The Future of Fannie Mae and Freddie Mac


A housing sector without Fannie Mae and Freddie Mac is a possibility, Edward J. DeMarco, director of Federal Housing Finance Agency (FHFA), told CNBC Thursday.

Demarco said another future scenario might involve Fannie and Freddie remaining in business, but without dependence on the federal government.

But, he cautioned, success could happen only if an infrastructure is in place that allows private firms to re-enter what is a $10 trillion mortgage market.

Either scenario is possible, said DeMarco, but both “need appropriate a transition. Our housing market is still quite fragile.”

The Housing Fix -- A CNBC Special Report >> See Complete Coverage
The Housing Fix -- A CNBC Special Report >> See Complete Coverage

“We cannot flip that switch tomorrow and expect to turn it over to the private sector, because the plumbing is not there,” he said.

To date, taxpayers have been are on the hook for some $145 billion in lossesconnected to the troubled housingmarket. The Congressional Budget Office estimates that figure could balloon to $400 billion, and some experts have even put a $1 trillion price tag on those taxpayer-responsible costs.

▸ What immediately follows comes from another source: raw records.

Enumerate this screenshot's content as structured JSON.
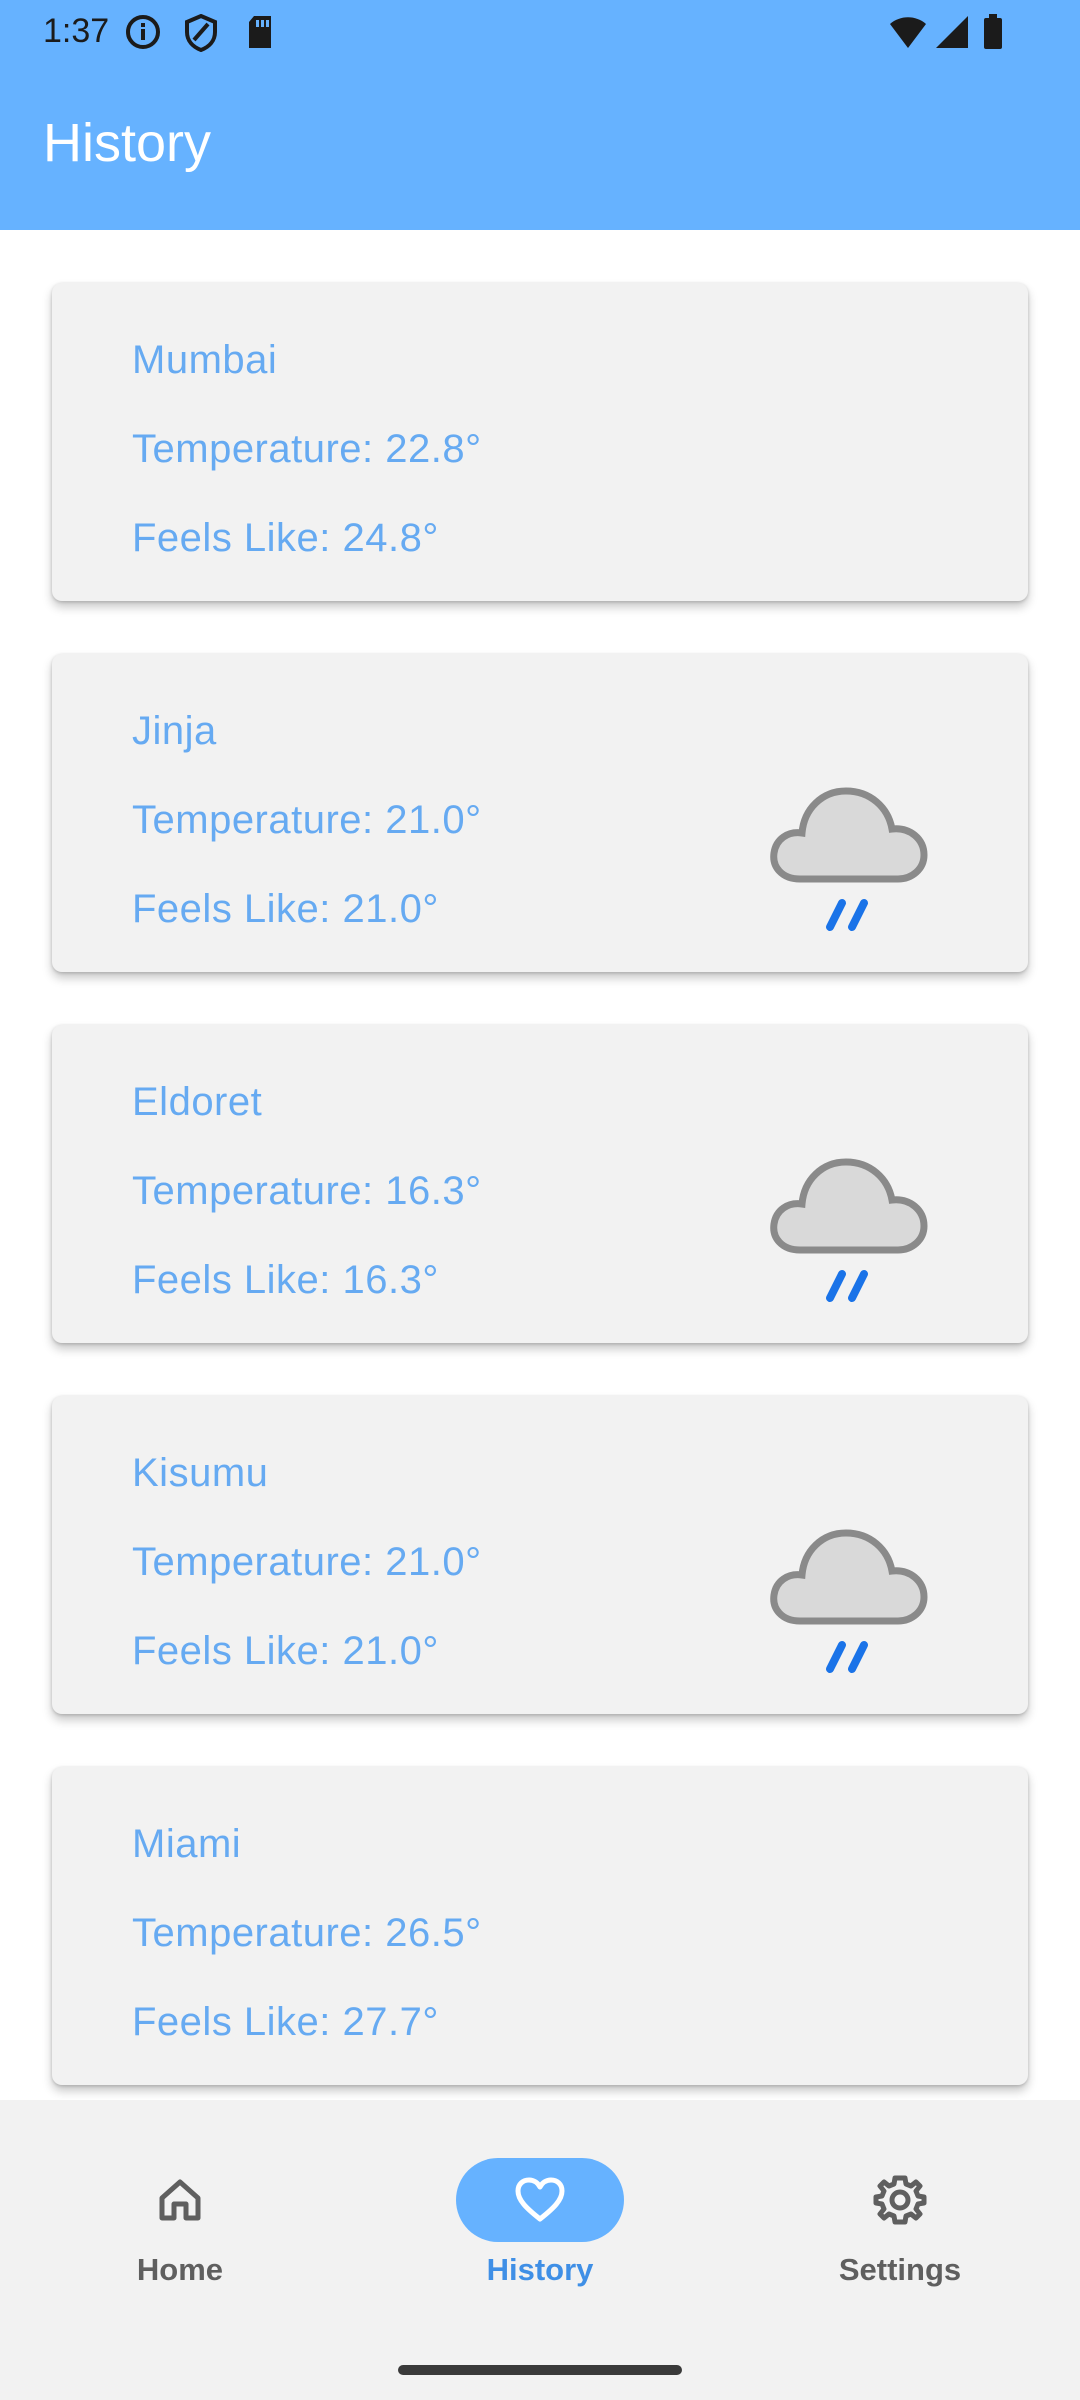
{
  "status_bar": {
    "time": "1:37",
    "icons": [
      "info-icon",
      "shield-icon",
      "sd-card-icon",
      "wifi-icon",
      "signal-icon",
      "battery-icon"
    ]
  },
  "app_bar": {
    "title": "History"
  },
  "colors": {
    "primary": "#66b2ff",
    "card_bg": "#f2f2f2",
    "card_text": "#66aaf2",
    "moon": "#0a6ed8",
    "cloud": "#d9d9d9",
    "rain": "#1a73e8"
  },
  "history": [
    {
      "city": "Mumbai",
      "temperature": "Temperature: 22.8°",
      "feels_like": "Feels Like: 24.8°",
      "icon": "moon-icon"
    },
    {
      "city": "Jinja",
      "temperature": "Temperature: 21.0°",
      "feels_like": "Feels Like: 21.0°",
      "icon": "night-rain-cloud-icon"
    },
    {
      "city": "Eldoret",
      "temperature": "Temperature: 16.3°",
      "feels_like": "Feels Like: 16.3°",
      "icon": "night-rain-cloud-icon"
    },
    {
      "city": "Kisumu",
      "temperature": "Temperature: 21.0°",
      "feels_like": "Feels Like: 21.0°",
      "icon": "night-rain-cloud-icon"
    },
    {
      "city": "Miami",
      "temperature": "Temperature: 26.5°",
      "feels_like": "Feels Like: 27.7°",
      "icon": "moon-icon"
    }
  ],
  "bottom_nav": {
    "items": [
      {
        "label": "Home",
        "icon": "home-icon",
        "active": false
      },
      {
        "label": "History",
        "icon": "heart-icon",
        "active": true
      },
      {
        "label": "Settings",
        "icon": "gear-icon",
        "active": false
      }
    ]
  }
}
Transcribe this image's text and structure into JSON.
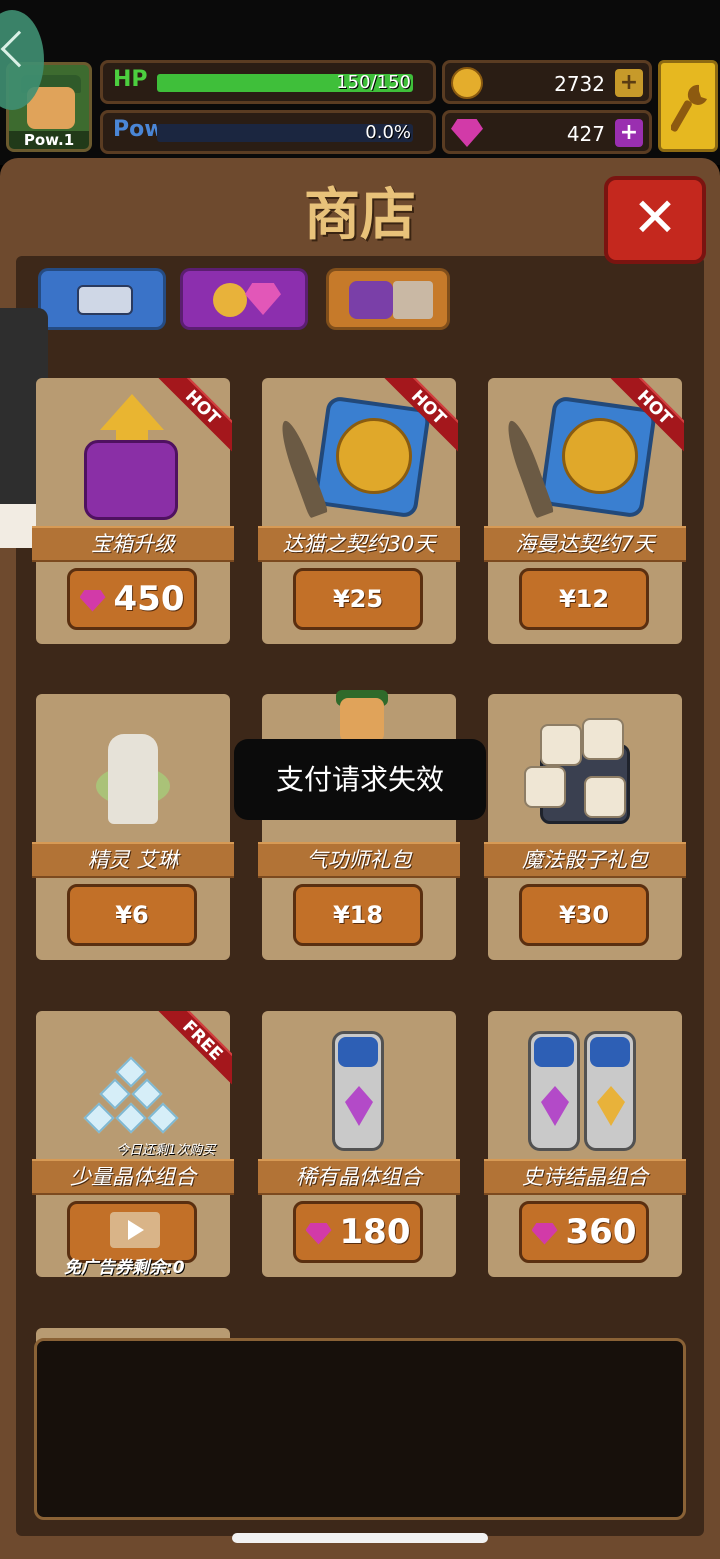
{
  "hud": {
    "player_level": "Pow.1",
    "hp_label": "HP",
    "hp_text": "150/150",
    "hp_fraction": 1.0,
    "pow_label": "Pow",
    "pow_text": "0.0%",
    "pow_fraction": 0.0,
    "gold": "2732",
    "gems": "427",
    "plus": "+"
  },
  "shop": {
    "title": "商店",
    "close": "✕",
    "tabs": [
      "equipment",
      "currency",
      "items"
    ]
  },
  "items": [
    {
      "label": "宝箱升级",
      "price": "450",
      "price_type": "gem",
      "badge": "HOT"
    },
    {
      "label": "达猫之契约30天",
      "price": "¥25",
      "price_type": "cash",
      "badge": "HOT"
    },
    {
      "label": "海曼达契约7天",
      "price": "¥12",
      "price_type": "cash",
      "badge": "HOT"
    },
    {
      "label": "精灵 艾琳",
      "price": "¥6",
      "price_type": "cash",
      "badge": ""
    },
    {
      "label": "气功师礼包",
      "price": "¥18",
      "price_type": "cash",
      "badge": ""
    },
    {
      "label": "魔法骰子礼包",
      "price": "¥30",
      "price_type": "cash",
      "badge": ""
    },
    {
      "label": "少量晶体组合",
      "price": "",
      "price_type": "ad",
      "badge": "FREE",
      "note": "今日还剩1次购买",
      "ad_note": "免广告券剩余:0"
    },
    {
      "label": "稀有晶体组合",
      "price": "180",
      "price_type": "gem",
      "badge": ""
    },
    {
      "label": "史诗结晶组合",
      "price": "360",
      "price_type": "gem",
      "badge": ""
    }
  ],
  "toast": "支付请求失效",
  "colors": {
    "panel": "#6e4a2e",
    "card": "#b89b72",
    "button": "#c27028",
    "close": "#c4281e",
    "hp": "#3fbf3a"
  }
}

DeMarco acknowledged that there will be more losses, but said that some of the figures being bandied about are “extreme.”

“Folks need to understand that the losses that they keep reading about every quarter are losses resulting from defaults on mortgages that were written principally between 2005 and the early part of 2008,” he said.

“We are still working through that book of business. There are still mortgages that originated during that time that are turning into delinquencies, and serious delinquencies, and it’s the recognition of those losses of what are being reflected in these draws on the Treasury department.”

Among the bright spots, he said, is that in the first quarter of 2010, delinquencies dropped, especially the 30-day ones, while housing prices have been relatively stable since early-2009 and are climbing up in some states.